In Friday’s dose of notes from the esteemed Andrew Kato, he dropped in a nugget from Pro Football Focus’s latest set of offseason rankings: the best running back units in the NFL. PFF’s Ben Linsey stepped up and ranked all 32 backfields in the NFL, and in those rankings, the Detroit Lions finished near the bottom of the league, clocking in at No. 25.

For the Detroit Lions, their running back room underwent quite an overhaul this offseason, so the ranking is predicated on quite a bit of projection.

“The best-case outcome for Detroit,” explains Linsey, “is that D’Andre Swift earns more of a bell-cow role in 2021 and excels in it.” Linsey also notes the up-and-down nature of Swift’s rookie campaign, but should the second-year back out of Georgia should earn some more consistent playing time this season without veteran Adrian Peterson siphoning carries.

In addition to hiring a new running backs coach in Duce Staley, the Lions plucked Jamaal Williams from division rival Green Bay in free agency and drafted Jermar Jefferson in the seventh round of the 2021 NFL Draft to round things out. On their way out, the aforementioned Peterson—the team’s leading rusher in 2020—and Kerryon Johnson.

All of this leads us to today’s Question of the Day...

Where do you rank the Detroit Lions’ unit of running backs?

Looking over Linsey’s list, I’m a bit confused by a few teams he has ranked ahead of the Lions. The Pittsburgh Steelers at No. 24 are counting on a rookie in Najee Harris to lead their backfield with virtually no depth to speak of whatsoever. The Kansas City Chiefs at No. 22 and the Buffalo Bills at No. 21 are a pair of tandem backfields consisting of Clyde-Edwards Helaire and Jerick McKinnon, and Zack Moss and Devin Singletary respectively, and I don’t see them as definitively better than what the Lions have.
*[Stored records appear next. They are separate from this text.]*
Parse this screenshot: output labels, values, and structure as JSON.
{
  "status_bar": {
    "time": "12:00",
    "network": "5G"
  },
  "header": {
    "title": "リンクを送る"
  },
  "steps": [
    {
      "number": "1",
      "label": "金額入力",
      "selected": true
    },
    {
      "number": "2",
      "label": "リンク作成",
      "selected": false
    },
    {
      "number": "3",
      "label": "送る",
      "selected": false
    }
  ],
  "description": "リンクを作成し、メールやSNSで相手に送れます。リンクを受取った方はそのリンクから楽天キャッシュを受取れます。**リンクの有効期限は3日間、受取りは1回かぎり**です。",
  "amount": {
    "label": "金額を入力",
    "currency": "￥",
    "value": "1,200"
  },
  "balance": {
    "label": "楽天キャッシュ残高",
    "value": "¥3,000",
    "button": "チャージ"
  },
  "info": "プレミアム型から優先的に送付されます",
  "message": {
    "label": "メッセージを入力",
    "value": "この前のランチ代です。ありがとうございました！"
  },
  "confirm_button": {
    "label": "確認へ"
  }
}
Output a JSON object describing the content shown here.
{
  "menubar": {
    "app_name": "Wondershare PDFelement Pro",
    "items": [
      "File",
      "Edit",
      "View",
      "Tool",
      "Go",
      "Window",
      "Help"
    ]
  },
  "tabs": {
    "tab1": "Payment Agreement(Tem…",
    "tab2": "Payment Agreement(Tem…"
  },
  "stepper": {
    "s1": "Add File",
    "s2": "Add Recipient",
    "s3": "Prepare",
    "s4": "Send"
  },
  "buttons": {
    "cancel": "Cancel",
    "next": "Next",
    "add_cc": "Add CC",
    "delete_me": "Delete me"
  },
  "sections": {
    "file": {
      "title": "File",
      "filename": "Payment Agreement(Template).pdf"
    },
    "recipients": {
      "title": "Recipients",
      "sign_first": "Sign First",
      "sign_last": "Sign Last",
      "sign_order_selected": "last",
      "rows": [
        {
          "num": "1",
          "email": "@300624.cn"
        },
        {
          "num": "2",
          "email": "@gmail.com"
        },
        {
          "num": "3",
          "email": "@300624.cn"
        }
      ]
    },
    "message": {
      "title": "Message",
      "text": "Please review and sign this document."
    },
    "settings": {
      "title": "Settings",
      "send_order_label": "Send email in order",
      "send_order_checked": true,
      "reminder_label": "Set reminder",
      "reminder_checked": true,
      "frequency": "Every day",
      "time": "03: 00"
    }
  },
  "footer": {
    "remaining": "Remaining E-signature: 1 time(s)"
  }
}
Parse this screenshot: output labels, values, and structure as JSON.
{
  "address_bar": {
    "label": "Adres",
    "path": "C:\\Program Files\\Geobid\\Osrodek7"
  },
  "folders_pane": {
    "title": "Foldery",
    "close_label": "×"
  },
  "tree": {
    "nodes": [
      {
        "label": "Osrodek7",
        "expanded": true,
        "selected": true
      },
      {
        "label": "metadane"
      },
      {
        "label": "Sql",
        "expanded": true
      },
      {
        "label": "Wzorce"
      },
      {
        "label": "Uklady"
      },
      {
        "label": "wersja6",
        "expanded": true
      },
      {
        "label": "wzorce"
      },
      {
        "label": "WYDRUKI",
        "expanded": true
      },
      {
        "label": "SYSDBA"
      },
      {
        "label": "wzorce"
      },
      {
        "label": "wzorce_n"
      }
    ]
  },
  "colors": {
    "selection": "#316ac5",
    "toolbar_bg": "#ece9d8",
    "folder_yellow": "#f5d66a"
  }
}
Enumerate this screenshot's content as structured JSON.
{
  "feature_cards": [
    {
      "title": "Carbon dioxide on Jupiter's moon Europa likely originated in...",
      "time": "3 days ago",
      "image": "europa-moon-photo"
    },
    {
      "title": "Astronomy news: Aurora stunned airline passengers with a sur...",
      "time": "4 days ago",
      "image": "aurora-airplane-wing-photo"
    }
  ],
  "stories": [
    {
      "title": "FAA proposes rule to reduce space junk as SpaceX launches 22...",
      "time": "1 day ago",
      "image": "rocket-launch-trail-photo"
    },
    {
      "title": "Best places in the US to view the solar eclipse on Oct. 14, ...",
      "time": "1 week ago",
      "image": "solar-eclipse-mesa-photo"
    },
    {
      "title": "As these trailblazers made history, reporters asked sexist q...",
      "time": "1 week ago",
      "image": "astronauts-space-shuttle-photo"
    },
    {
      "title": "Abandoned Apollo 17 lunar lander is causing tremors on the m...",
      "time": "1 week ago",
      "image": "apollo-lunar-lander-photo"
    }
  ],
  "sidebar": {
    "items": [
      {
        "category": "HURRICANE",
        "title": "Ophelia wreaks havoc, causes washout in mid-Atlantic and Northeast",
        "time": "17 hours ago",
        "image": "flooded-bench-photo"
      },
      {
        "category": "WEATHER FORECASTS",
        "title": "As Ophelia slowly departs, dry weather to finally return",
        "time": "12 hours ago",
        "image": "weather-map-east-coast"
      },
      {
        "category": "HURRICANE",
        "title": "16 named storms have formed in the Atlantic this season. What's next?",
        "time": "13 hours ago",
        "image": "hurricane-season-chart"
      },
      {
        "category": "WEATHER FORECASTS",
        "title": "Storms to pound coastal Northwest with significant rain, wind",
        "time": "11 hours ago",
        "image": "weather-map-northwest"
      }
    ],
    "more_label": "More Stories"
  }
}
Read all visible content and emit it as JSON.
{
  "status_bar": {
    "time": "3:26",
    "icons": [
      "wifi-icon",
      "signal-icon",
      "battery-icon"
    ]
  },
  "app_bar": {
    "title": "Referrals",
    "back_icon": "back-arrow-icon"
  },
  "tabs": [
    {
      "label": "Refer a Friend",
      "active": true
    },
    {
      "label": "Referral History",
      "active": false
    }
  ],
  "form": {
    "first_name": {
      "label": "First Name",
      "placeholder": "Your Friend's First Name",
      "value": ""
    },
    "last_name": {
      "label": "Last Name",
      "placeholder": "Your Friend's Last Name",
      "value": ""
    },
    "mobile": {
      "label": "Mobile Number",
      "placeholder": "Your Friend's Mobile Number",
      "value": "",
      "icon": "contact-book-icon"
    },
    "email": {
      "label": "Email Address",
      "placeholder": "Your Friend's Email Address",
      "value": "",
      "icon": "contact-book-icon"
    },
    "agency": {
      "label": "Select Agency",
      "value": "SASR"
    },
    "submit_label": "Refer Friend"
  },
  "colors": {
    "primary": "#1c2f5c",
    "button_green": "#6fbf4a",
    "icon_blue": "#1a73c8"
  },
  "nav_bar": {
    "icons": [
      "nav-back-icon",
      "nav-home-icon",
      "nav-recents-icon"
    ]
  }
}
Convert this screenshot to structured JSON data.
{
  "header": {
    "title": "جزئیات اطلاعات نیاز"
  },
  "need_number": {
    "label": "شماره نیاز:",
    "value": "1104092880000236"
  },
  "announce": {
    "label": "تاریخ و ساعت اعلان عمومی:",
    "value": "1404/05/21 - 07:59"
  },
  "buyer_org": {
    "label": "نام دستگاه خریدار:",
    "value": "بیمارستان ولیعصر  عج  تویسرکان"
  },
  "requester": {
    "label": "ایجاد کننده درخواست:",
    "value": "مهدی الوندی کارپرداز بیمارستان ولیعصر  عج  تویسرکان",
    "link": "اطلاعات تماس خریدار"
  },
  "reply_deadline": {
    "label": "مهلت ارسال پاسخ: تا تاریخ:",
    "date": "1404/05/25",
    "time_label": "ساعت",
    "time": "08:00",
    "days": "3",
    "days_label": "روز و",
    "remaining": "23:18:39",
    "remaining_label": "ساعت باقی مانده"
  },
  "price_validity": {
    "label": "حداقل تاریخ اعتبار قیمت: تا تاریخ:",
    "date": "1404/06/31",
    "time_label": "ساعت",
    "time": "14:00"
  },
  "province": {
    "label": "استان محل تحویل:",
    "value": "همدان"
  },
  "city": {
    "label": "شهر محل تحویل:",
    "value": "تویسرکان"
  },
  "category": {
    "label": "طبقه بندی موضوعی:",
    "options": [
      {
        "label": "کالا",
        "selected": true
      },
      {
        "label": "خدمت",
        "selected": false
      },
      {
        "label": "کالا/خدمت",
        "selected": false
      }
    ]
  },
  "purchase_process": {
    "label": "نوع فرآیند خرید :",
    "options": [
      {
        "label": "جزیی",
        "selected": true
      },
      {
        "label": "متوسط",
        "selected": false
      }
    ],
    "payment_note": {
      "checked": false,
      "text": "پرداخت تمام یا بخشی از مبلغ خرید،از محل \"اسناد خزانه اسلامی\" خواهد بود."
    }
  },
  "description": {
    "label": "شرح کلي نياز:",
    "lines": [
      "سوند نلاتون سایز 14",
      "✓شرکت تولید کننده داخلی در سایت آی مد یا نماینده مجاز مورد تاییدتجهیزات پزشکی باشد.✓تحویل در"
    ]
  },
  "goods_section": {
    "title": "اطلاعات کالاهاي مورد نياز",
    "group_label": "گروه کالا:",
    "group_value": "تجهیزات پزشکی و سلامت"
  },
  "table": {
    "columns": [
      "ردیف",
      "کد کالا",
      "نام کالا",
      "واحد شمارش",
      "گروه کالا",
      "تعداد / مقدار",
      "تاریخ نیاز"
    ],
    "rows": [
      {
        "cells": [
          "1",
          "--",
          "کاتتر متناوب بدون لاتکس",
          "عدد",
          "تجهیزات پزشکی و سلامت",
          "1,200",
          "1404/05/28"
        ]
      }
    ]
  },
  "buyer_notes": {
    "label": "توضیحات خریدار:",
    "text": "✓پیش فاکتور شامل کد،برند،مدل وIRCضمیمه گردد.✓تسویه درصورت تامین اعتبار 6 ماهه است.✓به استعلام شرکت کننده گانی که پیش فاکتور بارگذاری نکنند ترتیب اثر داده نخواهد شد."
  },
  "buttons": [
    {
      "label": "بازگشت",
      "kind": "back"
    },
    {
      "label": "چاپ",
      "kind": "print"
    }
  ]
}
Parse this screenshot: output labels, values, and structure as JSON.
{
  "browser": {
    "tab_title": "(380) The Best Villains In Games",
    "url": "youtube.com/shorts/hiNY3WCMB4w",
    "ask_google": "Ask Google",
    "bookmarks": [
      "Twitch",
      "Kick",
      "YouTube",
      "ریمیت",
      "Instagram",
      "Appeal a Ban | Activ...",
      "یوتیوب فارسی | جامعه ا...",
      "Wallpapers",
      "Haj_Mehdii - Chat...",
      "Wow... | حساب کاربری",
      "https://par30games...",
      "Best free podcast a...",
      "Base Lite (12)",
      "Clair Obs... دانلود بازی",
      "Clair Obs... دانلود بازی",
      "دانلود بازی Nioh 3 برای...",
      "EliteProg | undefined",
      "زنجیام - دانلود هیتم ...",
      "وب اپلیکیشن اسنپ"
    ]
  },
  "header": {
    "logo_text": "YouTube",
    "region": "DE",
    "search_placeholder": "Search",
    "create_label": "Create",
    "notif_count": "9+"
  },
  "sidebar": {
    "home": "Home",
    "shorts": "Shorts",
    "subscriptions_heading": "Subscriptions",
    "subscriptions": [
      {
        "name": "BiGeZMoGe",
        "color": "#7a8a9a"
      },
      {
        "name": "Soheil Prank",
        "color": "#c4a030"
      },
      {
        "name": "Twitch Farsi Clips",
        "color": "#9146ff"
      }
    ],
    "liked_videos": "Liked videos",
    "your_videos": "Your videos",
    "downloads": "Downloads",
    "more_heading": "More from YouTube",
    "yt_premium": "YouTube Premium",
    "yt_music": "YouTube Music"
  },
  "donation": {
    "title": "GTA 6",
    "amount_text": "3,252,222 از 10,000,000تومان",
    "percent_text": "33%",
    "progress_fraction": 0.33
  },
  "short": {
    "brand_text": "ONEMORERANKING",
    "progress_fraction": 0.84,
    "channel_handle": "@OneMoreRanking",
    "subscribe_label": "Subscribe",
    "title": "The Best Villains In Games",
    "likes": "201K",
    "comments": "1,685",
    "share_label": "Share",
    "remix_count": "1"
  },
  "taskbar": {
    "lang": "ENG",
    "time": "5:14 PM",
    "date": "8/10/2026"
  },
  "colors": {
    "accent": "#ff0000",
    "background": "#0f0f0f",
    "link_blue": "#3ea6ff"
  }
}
I’d place Detroit’s backfield somewhere in the 18-20 range heading into this season. Swift does have something to prove in being the team’s lead back, but Williams is as good as they come when you’re talking about complementary backs in the NFL who have the ability to play on all three downs.

Your turn.